confession is nevertheless, admissible as evidence of the declarant’s own guilt (U.S.
v. Vega, 43 Phil., 41; People v. Bande, 50 Phil., 37; People v. Buan, 64 Phil., 296),
and should be admitted as such.

2. ID.; ID.; ACT OR DECLARATION OF CONSPIRATOR; SECTION 12, RULE 123, IS
NOT APPLICABLE TO CONFESSION MADE AFTER CONSPIRACY HAS ENDED. —
Section 12 of Rule 123, providing that "The act or declaration of a conspirator
relating to the conspiracy and during its existence may be given in evidence against
the co-conspirator after the conspiracy is shown by evidence other than such act or
declaration," refers to statements made by one conspirator during the pendency of
the unlawful enterprise ("during its existence") and in furtherance of its object, and
not to a confession made long after the conspiracy had been brought to an end (U.S.
v. Empeinado, 9 Phil., 613; U.S. v. Raymundo, 14 Phil., 416; People v. Badilla, 48
Phil., 718; People v. Napkil, 52 Phil., 985).

3. ID.; ID.; OBJECTIONS, WAIVER OF; COURT HAS NO POWER TO DISREGARD
EVIDENCE "MOTU PROPRIO." — The exclusion of the proffered confessions was no
made of the basis of the objection interposed by defense counsel, but upon an
altogether different ground, which the Court issued motu proprio.

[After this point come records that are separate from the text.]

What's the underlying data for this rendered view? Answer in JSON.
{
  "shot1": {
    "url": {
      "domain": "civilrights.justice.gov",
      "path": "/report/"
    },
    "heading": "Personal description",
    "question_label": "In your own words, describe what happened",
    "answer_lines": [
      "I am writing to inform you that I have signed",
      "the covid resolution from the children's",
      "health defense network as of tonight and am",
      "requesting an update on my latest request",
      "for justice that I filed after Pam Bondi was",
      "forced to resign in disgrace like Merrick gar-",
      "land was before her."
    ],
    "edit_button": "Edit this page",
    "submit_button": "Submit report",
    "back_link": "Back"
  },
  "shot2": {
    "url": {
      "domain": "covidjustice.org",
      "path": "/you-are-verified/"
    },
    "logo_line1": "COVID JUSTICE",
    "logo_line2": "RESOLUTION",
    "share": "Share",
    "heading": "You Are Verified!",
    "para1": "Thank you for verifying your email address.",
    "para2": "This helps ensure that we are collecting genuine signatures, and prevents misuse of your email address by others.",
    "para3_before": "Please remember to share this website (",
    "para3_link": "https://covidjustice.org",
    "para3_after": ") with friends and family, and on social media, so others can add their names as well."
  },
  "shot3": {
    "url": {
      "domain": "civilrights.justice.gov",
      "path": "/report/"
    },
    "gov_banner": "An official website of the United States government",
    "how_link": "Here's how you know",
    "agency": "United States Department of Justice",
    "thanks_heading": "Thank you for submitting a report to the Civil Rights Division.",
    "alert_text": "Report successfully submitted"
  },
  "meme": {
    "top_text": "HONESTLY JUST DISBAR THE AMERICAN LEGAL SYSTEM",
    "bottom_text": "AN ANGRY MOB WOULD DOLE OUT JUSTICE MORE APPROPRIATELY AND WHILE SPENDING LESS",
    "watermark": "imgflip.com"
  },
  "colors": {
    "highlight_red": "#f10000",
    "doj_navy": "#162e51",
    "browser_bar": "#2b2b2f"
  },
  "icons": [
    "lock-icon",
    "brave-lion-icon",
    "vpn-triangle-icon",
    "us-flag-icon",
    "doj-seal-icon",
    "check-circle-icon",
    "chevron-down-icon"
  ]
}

By so doing, the
Court overlooked that the right to object is a privilege which the parties may waive;
and if the ground for objection is known and not seasonably made, the objection is

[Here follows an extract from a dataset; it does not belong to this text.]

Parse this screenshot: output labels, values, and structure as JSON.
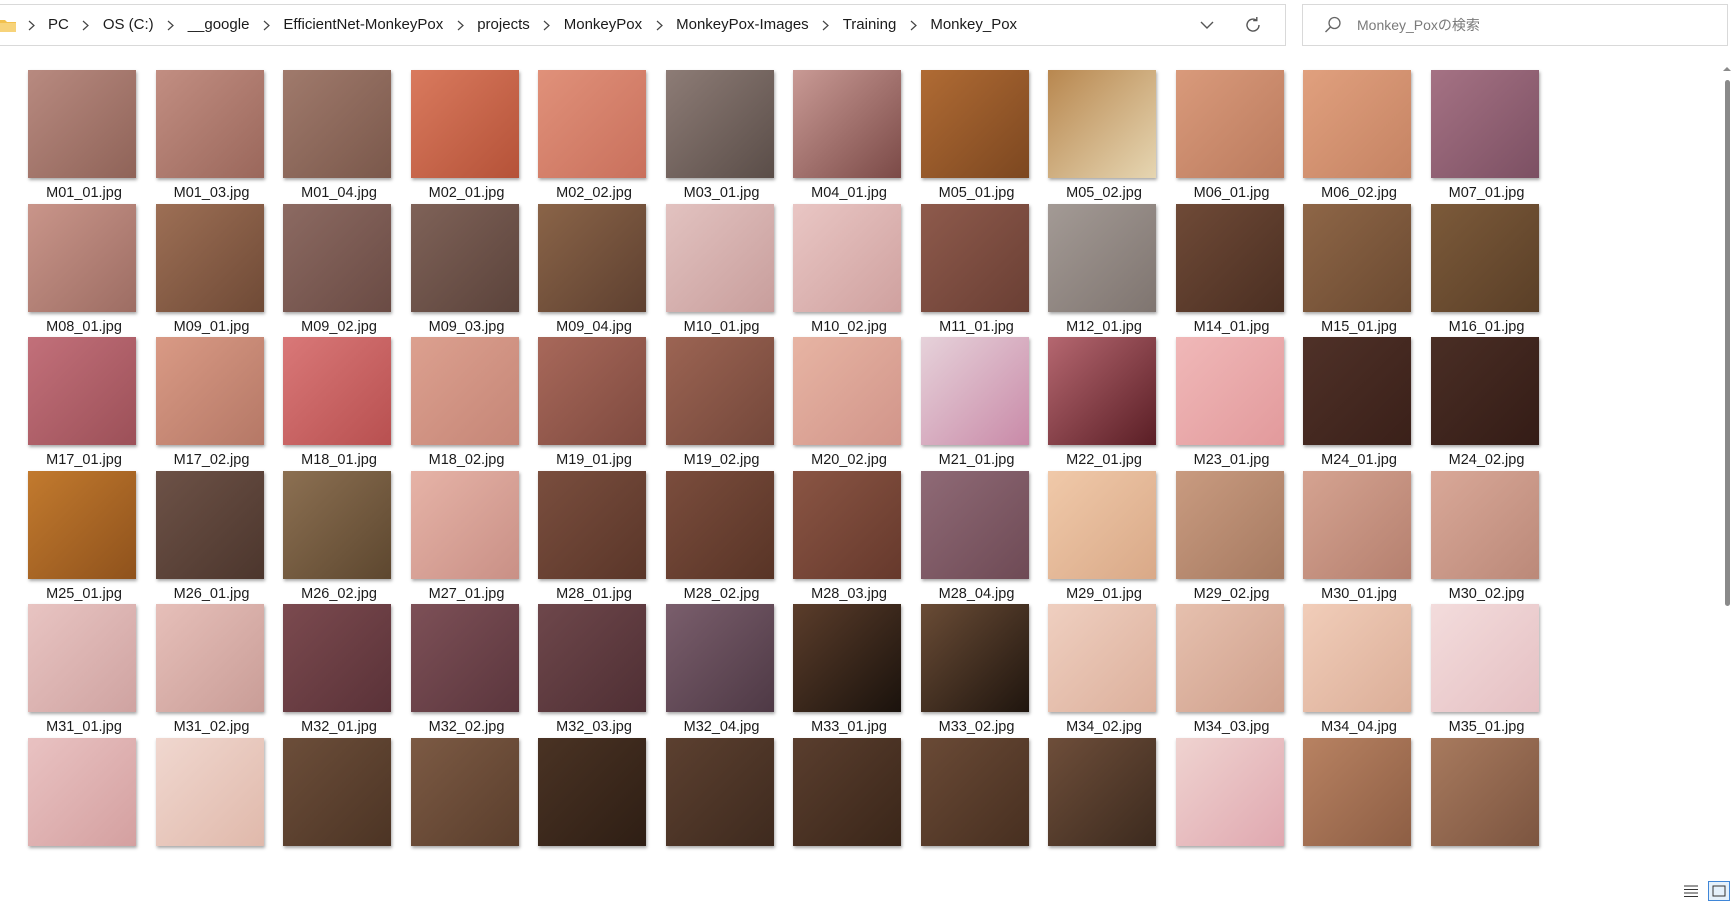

deemed waived and the Court has no power, on its own motion, to disregard the
evidence (Marella v. Reyes, 12 Phil., 1).

4. ID.; ID.; RULE ON ADMISSIBILITY OF EVIDENCE. — The practice of excluding
evidence of doubtful objections to its materiality or technical objections to the form
of the question should be avoided. In a case of any intricacy it is impossible for a
judge of first instance, in the early stages of the development of the proof, to know
with any certainty whether testimony is relevant or not; and where there is no
indication of bad faith on the part of the attorney offering the evidence, the court
may as a rule safety accept the testimony upon the statement of the attorney that
the proof offered will be connected later." (Prats & Co. v. Pheonix Insurance Co., 52
Phil., 807, 816-817.) At any rate, in the final determination and consideration of the
case, the trial Court should be able to distinguish the admissible from the
inadmissible, and reject what, under the rules of evidence, should be excluded.
There is greater reason to adhere to such policy in criminal cases where questions
arises as to admissibility of evidence for the prosecution, for the unjustified exclusion
of evidence may lead to the erroneous acquittal of the accused or the dismissal of
the charges, from which the People can no longer appeal.